So thick beset with thorns and briers?
That is the path of righteousness,
"And see ye not that braid braid road, That lies across that lily leven?That is the path of wickedness,
Though some call it the road to heaven.
"And see not ye that bonny road, That winds about the fernie brae?That is the road to fair Elfland,
Where thou and I this night maun gae.
"But, Thomas, ye maun hold your tongue,
Whatever ye may hear or see;
Ye'll ne'er get back to your ain countrie."
O they rade on, and farther on,
And they waded through rivers aboon the knee, And they saw neither sun nor moon, But they heard the roaring of the sea.
It was mirk mirk night, and there was nae stern light,
And they waded through red blude to the knee; For a' the blude that's shed on earth
Rins through the springs o' that countrie.
Syne they came on to a garden green,
"Take this for thy wages, true Thomas;
It will give thee the tongue that can never lie."—
"My tongue is mine ain," true Thomas said;
"A gudely gift ye wad gie to me! I neither dought to buy nor sell,
At fair or tryst where I may be.
"I dought neither speak to prince or peer, Nor ask of grace from fair ladye."—
"Now hold thy peace !" the lady said,
He has gotten a coat of the even cloth,
And till seven years were gane and past,
i The traditional commentary upon this ballad informs us, that the apple was the produce of the fatal Tree of Knowledge, and that the garden was the terrestrial paradise.
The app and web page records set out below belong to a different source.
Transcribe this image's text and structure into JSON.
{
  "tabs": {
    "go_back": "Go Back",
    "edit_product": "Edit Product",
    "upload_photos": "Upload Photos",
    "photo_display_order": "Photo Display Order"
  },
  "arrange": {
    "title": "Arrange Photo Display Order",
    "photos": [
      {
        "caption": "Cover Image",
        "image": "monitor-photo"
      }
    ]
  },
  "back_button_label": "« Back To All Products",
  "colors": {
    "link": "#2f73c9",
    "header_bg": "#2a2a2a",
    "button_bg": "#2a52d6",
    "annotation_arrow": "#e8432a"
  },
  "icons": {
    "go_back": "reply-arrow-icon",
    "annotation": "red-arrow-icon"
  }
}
The repugnance of Thomas to be debarred the use of falsehood, when he might find it convenient, has a comic effect.—Scott.
VOL. VI. 3
The reader is here presented, from an old, and unfortunately an imperfect MS., with the undoubted original of Thomas the Rhymer's intrigue with the Queen of Faery. It will afford great amusement to those who would study the nature of traditional poetry, and the changes effected by oral tradition, to compare this ancient romance with the foregoing ballad. The same incidents are narrated, even the expression is often the same; yet the poems are as different in appearance, as if the older tale had been regularly and systematically modernized by a poet of the present day.
Incipit Prophesia Thomce de Erseldoun.
In a lande as I was lent,